=== RECORDED DATA ===
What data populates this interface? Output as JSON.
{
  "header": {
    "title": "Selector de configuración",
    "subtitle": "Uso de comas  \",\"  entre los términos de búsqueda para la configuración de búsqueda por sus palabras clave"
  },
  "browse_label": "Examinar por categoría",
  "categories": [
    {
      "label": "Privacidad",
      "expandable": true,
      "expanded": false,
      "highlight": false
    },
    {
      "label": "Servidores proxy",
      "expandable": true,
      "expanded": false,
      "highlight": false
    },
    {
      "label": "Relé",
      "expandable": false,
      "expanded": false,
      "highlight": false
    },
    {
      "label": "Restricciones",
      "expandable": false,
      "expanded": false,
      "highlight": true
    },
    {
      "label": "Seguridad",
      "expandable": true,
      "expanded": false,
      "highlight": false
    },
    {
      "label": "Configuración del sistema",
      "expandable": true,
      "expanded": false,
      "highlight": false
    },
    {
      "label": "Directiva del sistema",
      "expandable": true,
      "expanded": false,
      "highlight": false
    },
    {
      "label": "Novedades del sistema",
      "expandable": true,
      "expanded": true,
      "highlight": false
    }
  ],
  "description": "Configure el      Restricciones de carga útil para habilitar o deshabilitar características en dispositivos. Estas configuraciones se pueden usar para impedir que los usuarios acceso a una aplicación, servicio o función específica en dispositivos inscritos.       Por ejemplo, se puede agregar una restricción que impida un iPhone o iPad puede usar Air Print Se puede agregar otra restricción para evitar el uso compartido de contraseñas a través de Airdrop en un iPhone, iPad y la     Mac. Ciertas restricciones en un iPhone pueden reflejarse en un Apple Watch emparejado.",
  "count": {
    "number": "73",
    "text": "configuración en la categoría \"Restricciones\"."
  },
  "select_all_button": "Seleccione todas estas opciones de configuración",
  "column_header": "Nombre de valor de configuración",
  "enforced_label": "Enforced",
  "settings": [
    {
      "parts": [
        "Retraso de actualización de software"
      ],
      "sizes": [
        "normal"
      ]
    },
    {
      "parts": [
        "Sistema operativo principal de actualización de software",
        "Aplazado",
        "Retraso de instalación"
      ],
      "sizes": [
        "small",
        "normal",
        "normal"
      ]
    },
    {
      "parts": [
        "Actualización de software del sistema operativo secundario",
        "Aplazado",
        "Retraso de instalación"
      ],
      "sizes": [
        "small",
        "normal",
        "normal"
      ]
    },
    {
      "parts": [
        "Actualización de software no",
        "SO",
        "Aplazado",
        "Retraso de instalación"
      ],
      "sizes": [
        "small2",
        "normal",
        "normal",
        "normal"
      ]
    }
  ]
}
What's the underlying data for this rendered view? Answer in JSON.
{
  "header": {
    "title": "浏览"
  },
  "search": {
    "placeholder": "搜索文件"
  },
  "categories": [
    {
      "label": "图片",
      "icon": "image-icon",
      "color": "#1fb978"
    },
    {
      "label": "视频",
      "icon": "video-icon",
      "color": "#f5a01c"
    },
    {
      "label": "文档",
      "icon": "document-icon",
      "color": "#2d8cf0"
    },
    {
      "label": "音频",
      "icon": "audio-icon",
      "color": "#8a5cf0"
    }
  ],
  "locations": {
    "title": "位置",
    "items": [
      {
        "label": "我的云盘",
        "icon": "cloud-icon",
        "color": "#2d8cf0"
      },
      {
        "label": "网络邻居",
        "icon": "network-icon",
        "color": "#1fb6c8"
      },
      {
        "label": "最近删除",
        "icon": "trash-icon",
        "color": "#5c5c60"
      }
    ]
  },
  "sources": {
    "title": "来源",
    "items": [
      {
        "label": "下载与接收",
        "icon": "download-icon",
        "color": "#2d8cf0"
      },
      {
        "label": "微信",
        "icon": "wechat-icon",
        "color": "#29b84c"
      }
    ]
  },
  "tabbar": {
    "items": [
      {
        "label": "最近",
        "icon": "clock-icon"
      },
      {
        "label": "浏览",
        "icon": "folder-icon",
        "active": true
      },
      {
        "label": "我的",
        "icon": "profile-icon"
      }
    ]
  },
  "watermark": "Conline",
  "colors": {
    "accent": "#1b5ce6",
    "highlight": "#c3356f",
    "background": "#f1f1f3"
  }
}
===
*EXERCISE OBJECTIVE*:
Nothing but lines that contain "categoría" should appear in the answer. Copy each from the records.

*ANSWER AREA*:
  "browse_label": "Examinar por categoría",
    "text": "configuración en la categoría \"Restricciones\"."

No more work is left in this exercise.